*Exercise description*:
Beneath this task is a listing; tally its lines that contain "Tuition" and give only the total.

*Exercise inputs*:

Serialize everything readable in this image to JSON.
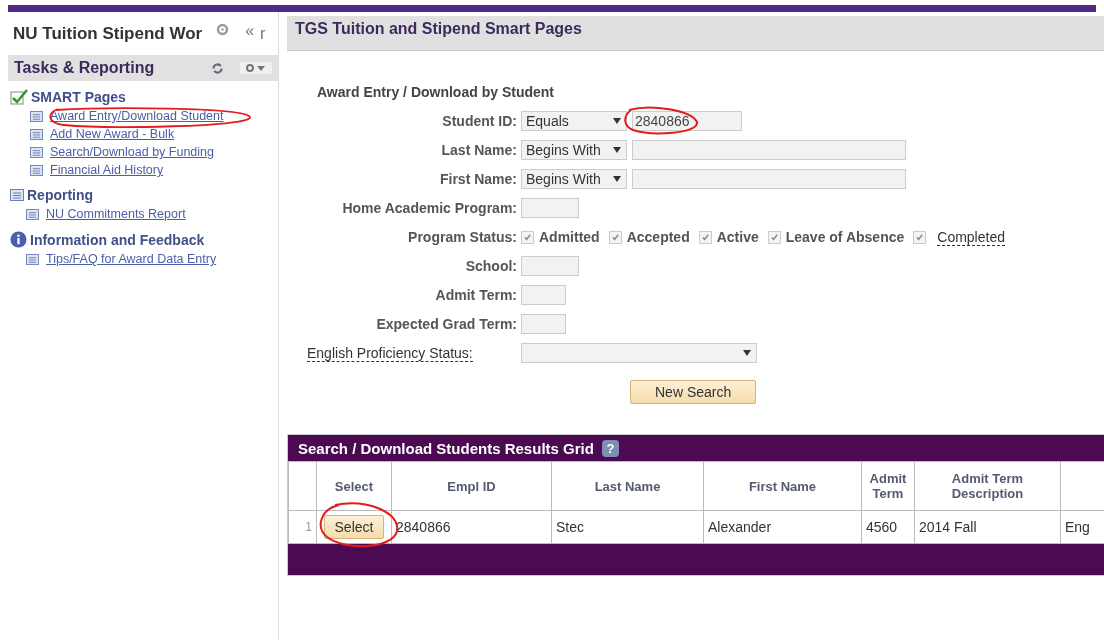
{
  "sidebar": {
    "title": "NU Tuition Stipend Wor",
    "collapse": "«",
    "cut_text": "r",
    "panel_title": "Tasks & Reporting",
    "sections": [
      {
        "kind": "check",
        "label": "SMART Pages",
        "links": [
          "Award Entry/Download Student",
          "Add New Award - Bulk",
          "Search/Download by Funding",
          "Financial Aid History"
        ]
      },
      {
        "kind": "list",
        "label": "Reporting",
        "links": [
          "NU Commitments Report"
        ]
      },
      {
        "kind": "info",
        "label": "Information and Feedback",
        "links": [
          "Tips/FAQ for Award Data Entry"
        ]
      }
    ]
  },
  "header": {
    "title": "TGS Tuition and Stipend Smart Pages"
  },
  "form": {
    "title": "Award Entry / Download by Student",
    "fields": [
      {
        "kind": "operator",
        "label": "Student ID:",
        "operator": "Equals",
        "value": "2840866"
      },
      {
        "kind": "operator",
        "label": "Last Name:",
        "operator": "Begins With"
      },
      {
        "kind": "operator",
        "label": "First Name:",
        "operator": "Begins With"
      },
      {
        "kind": "text",
        "label": "Home Academic Program:"
      },
      {
        "kind": "checks",
        "label": "Program Status:",
        "options": [
          {
            "label": "Admitted",
            "checked": true
          },
          {
            "label": "Accepted",
            "checked": true
          },
          {
            "label": "Active",
            "checked": true
          },
          {
            "label": "Leave of Absence",
            "checked": true
          },
          {
            "label": "Completed",
            "checked": true,
            "tip": true
          }
        ]
      },
      {
        "kind": "text",
        "label": "School:"
      },
      {
        "kind": "text",
        "label": "Admit Term:"
      },
      {
        "kind": "text",
        "label": "Expected Grad Term:"
      },
      {
        "kind": "dropdown",
        "label": "English Proficiency Status:",
        "tip": true
      }
    ],
    "button": "New Search"
  },
  "grid": {
    "title": "Search / Download Students Results Grid",
    "help": "?",
    "columns": [
      "",
      "Select",
      "Empl ID",
      "Last Name",
      "First Name",
      "Admit Term",
      "Admit Term Description",
      ""
    ],
    "rows": [
      {
        "cells": [
          "1",
          "Select",
          "2840866",
          "Stec",
          "Alexander",
          "4560",
          "2014 Fall",
          "Eng"
        ]
      }
    ]
  }
}
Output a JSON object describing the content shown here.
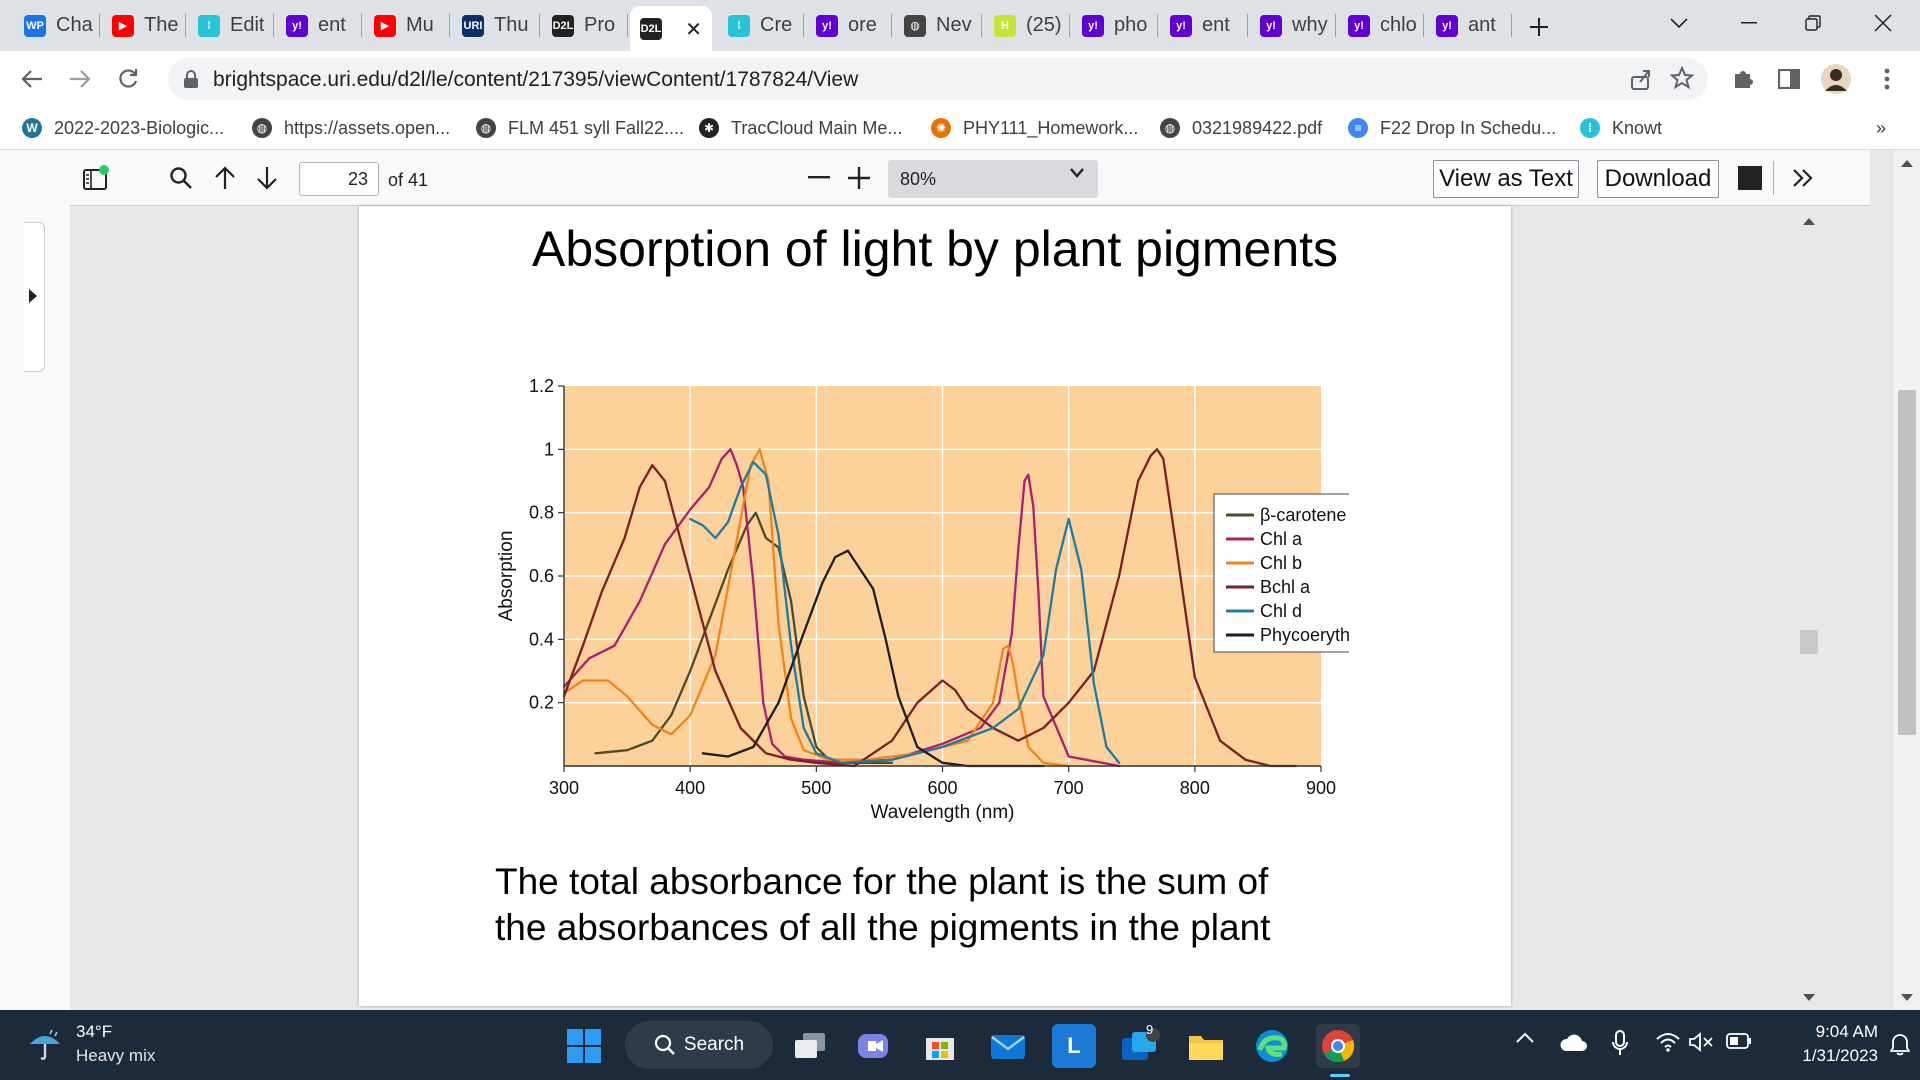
{
  "browser": {
    "tabs": [
      {
        "favicon": "wp-icon",
        "badge": "WP",
        "color": "#1a73e8",
        "title": "Cha"
      },
      {
        "favicon": "youtube-icon",
        "badge": "▶",
        "color": "#ff0000",
        "title": "The"
      },
      {
        "favicon": "brightspace-icon",
        "badge": "⁞",
        "color": "#27c4d8",
        "title": "Edit"
      },
      {
        "favicon": "yahoo-icon",
        "badge": "y!",
        "color": "#6001d2",
        "title": "ent"
      },
      {
        "favicon": "youtube-icon",
        "badge": "▶",
        "color": "#ff0000",
        "title": "Mu"
      },
      {
        "favicon": "uri-icon",
        "badge": "URI",
        "color": "#0b2f6b",
        "title": "Thu"
      },
      {
        "favicon": "d2l-icon",
        "badge": "D2L",
        "color": "#222222",
        "title": "Pro"
      },
      {
        "favicon": "d2l-icon",
        "badge": "D2L",
        "color": "#222222",
        "title": "",
        "active": true
      },
      {
        "favicon": "brightspace-icon",
        "badge": "⁞",
        "color": "#27c4d8",
        "title": "Cre"
      },
      {
        "favicon": "yahoo-icon",
        "badge": "y!",
        "color": "#6001d2",
        "title": "ore"
      },
      {
        "favicon": "globe-icon",
        "badge": "◍",
        "color": "#444444",
        "title": "Nev"
      },
      {
        "favicon": "h-icon",
        "badge": "H",
        "color": "#c4e538",
        "title": "(25)"
      },
      {
        "favicon": "yahoo-icon",
        "badge": "y!",
        "color": "#6001d2",
        "title": "pho"
      },
      {
        "favicon": "yahoo-icon",
        "badge": "y!",
        "color": "#6001d2",
        "title": "ent"
      },
      {
        "favicon": "yahoo-icon",
        "badge": "y!",
        "color": "#6001d2",
        "title": "why"
      },
      {
        "favicon": "yahoo-icon",
        "badge": "y!",
        "color": "#6001d2",
        "title": "chlo"
      },
      {
        "favicon": "yahoo-icon",
        "badge": "y!",
        "color": "#6001d2",
        "title": "ant"
      }
    ],
    "url": "brightspace.uri.edu/d2l/le/content/217395/viewContent/1787824/View",
    "bookmarks": [
      {
        "icon": "wordpress-icon",
        "color": "#21759b",
        "glyph": "W",
        "label": "2022-2023-Biologic..."
      },
      {
        "icon": "globe-icon",
        "color": "#444444",
        "glyph": "◍",
        "label": "https://assets.open..."
      },
      {
        "icon": "globe-icon",
        "color": "#444444",
        "glyph": "◍",
        "label": "FLM 451 syll Fall22...."
      },
      {
        "icon": "traccloud-icon",
        "color": "#222222",
        "glyph": "✱",
        "label": "TracCloud Main Me..."
      },
      {
        "icon": "homework-icon",
        "color": "#e37400",
        "glyph": "✺",
        "label": "PHY111_Homework..."
      },
      {
        "icon": "globe-icon",
        "color": "#444444",
        "glyph": "◍",
        "label": "0321989422.pdf"
      },
      {
        "icon": "docs-icon",
        "color": "#4285f4",
        "glyph": "≡",
        "label": "F22 Drop In Schedu..."
      },
      {
        "icon": "brightspace-icon",
        "color": "#27c4d8",
        "glyph": "⁞",
        "label": "Knowt"
      }
    ]
  },
  "pdf": {
    "page_number": "23",
    "page_count": "of 41",
    "zoom": "80%",
    "view_as_text": "View as Text",
    "download": "Download"
  },
  "slide": {
    "title": "Absorption of light by plant pigments",
    "caption_line1": "The total absorbance for the plant is the sum of",
    "caption_line2": "the absorbances of all the pigments in the plant"
  },
  "chart_data": {
    "type": "line",
    "title": "",
    "xlabel": "Wavelength (nm)",
    "ylabel": "Absorption",
    "xlim": [
      300,
      900
    ],
    "ylim": [
      0,
      1.2
    ],
    "xticks": [
      "300",
      "400",
      "500",
      "600",
      "700",
      "800",
      "900"
    ],
    "yticks": [
      "0.2",
      "0.4",
      "0.6",
      "0.8",
      "1",
      "1.2"
    ],
    "background": "#fdd29a",
    "grid": true,
    "legend_position": "right",
    "series": [
      {
        "name": "β-carotene",
        "color": "#4f4a2a",
        "x": [
          325,
          350,
          370,
          385,
          400,
          415,
          430,
          445,
          452,
          460,
          470,
          480,
          490,
          500,
          510,
          520,
          540,
          560
        ],
        "y": [
          0.04,
          0.05,
          0.08,
          0.16,
          0.3,
          0.46,
          0.62,
          0.76,
          0.8,
          0.72,
          0.69,
          0.52,
          0.22,
          0.06,
          0.02,
          0.01,
          0.01,
          0.01
        ]
      },
      {
        "name": "Chl a",
        "color": "#a8206e",
        "x": [
          300,
          320,
          340,
          360,
          380,
          400,
          415,
          425,
          432,
          437,
          442,
          450,
          458,
          465,
          475,
          490,
          520,
          560,
          600,
          630,
          645,
          655,
          660,
          665,
          668,
          672,
          676,
          680,
          700,
          740
        ],
        "y": [
          0.25,
          0.34,
          0.38,
          0.52,
          0.7,
          0.81,
          0.88,
          0.97,
          1.0,
          0.95,
          0.88,
          0.58,
          0.2,
          0.07,
          0.03,
          0.02,
          0.01,
          0.02,
          0.07,
          0.12,
          0.2,
          0.42,
          0.68,
          0.9,
          0.92,
          0.82,
          0.55,
          0.22,
          0.03,
          0.0
        ]
      },
      {
        "name": "Chl b",
        "color": "#f08418",
        "x": [
          300,
          315,
          335,
          350,
          370,
          385,
          400,
          420,
          435,
          448,
          455,
          462,
          470,
          480,
          490,
          510,
          540,
          580,
          620,
          640,
          648,
          652,
          656,
          660,
          668,
          680,
          700
        ],
        "y": [
          0.23,
          0.27,
          0.27,
          0.22,
          0.13,
          0.1,
          0.16,
          0.35,
          0.67,
          0.95,
          1.0,
          0.9,
          0.45,
          0.15,
          0.05,
          0.02,
          0.02,
          0.04,
          0.08,
          0.2,
          0.37,
          0.38,
          0.32,
          0.22,
          0.06,
          0.01,
          0.0
        ]
      },
      {
        "name": "Bchl a",
        "color": "#7a1f24",
        "x": [
          300,
          315,
          330,
          348,
          360,
          370,
          380,
          400,
          420,
          440,
          460,
          480,
          500,
          530,
          560,
          580,
          600,
          610,
          620,
          640,
          660,
          680,
          700,
          720,
          740,
          755,
          765,
          770,
          775,
          785,
          800,
          820,
          840,
          860,
          880
        ],
        "y": [
          0.22,
          0.38,
          0.55,
          0.72,
          0.88,
          0.95,
          0.9,
          0.6,
          0.3,
          0.12,
          0.04,
          0.02,
          0.01,
          0.0,
          0.08,
          0.2,
          0.27,
          0.24,
          0.18,
          0.12,
          0.08,
          0.12,
          0.2,
          0.3,
          0.6,
          0.9,
          0.98,
          1.0,
          0.97,
          0.7,
          0.28,
          0.08,
          0.02,
          0.0,
          0.0
        ]
      },
      {
        "name": "Chl d",
        "color": "#1f7ba0",
        "x": [
          400,
          410,
          420,
          430,
          440,
          450,
          460,
          470,
          480,
          490,
          500,
          520,
          560,
          600,
          640,
          660,
          680,
          690,
          700,
          710,
          720,
          730,
          740
        ],
        "y": [
          0.78,
          0.76,
          0.72,
          0.77,
          0.88,
          0.96,
          0.92,
          0.73,
          0.38,
          0.12,
          0.04,
          0.01,
          0.02,
          0.06,
          0.12,
          0.18,
          0.35,
          0.62,
          0.78,
          0.62,
          0.26,
          0.06,
          0.01
        ]
      },
      {
        "name": "Phycoerythrobilin",
        "color": "#1e1e1e",
        "x": [
          410,
          430,
          450,
          470,
          490,
          505,
          515,
          525,
          530,
          535,
          545,
          555,
          565,
          580,
          600,
          620,
          640,
          660,
          680
        ],
        "y": [
          0.04,
          0.03,
          0.06,
          0.2,
          0.42,
          0.58,
          0.66,
          0.68,
          0.65,
          0.62,
          0.56,
          0.4,
          0.22,
          0.06,
          0.01,
          0.0,
          0.0,
          0.0,
          0.0
        ]
      }
    ]
  },
  "taskbar": {
    "weather_temp": "34°F",
    "weather_desc": "Heavy mix",
    "search_label": "Search",
    "time": "9:04 AM",
    "date": "1/31/2023",
    "notification_count": "9"
  }
}
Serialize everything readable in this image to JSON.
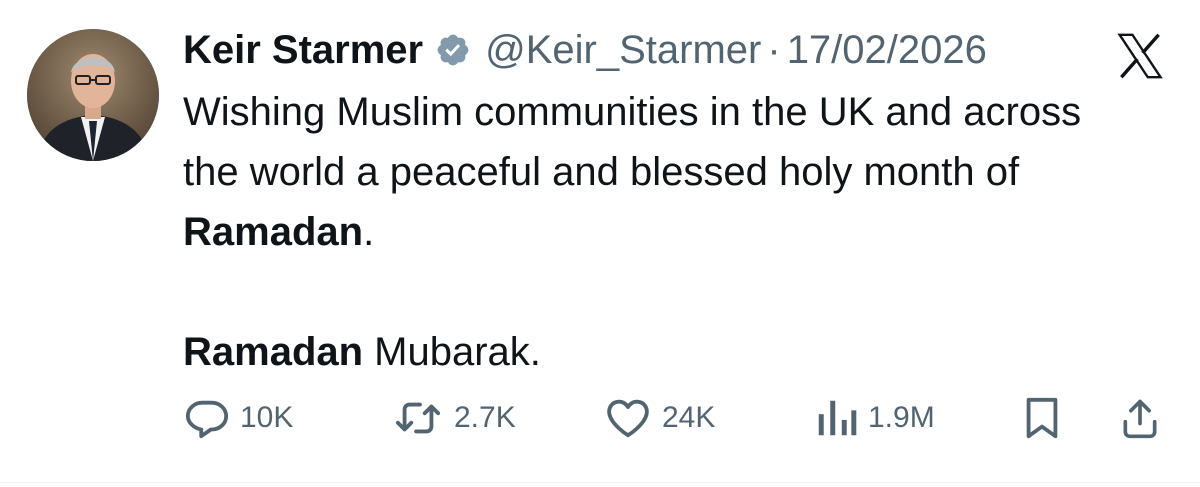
{
  "colors": {
    "text": "#0f1419",
    "secondary": "#536471",
    "verified_badge": "#829aab"
  },
  "author": {
    "name": "Keir Starmer",
    "handle": "@Keir_Starmer",
    "separator": "·",
    "date": "17/02/2026",
    "verified_icon": "verified-badge-icon",
    "avatar_icon": "avatar-photo"
  },
  "platform": {
    "logo_icon": "x-logo-icon"
  },
  "tweet": {
    "p1_text": "Wishing Muslim communities in the UK and across the world a peaceful and blessed holy month of ",
    "p1_bold": "Ramadan",
    "p1_end": ".",
    "p2_bold": "Ramadan",
    "p2_text": " Mubarak."
  },
  "actions": {
    "replies": {
      "icon": "reply-icon",
      "count": "10K"
    },
    "reposts": {
      "icon": "repost-icon",
      "count": "2.7K"
    },
    "likes": {
      "icon": "heart-icon",
      "count": "24K"
    },
    "views": {
      "icon": "views-icon",
      "count": "1.9M"
    },
    "bookmark": {
      "icon": "bookmark-icon"
    },
    "share": {
      "icon": "share-icon"
    }
  }
}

*Task output*:
2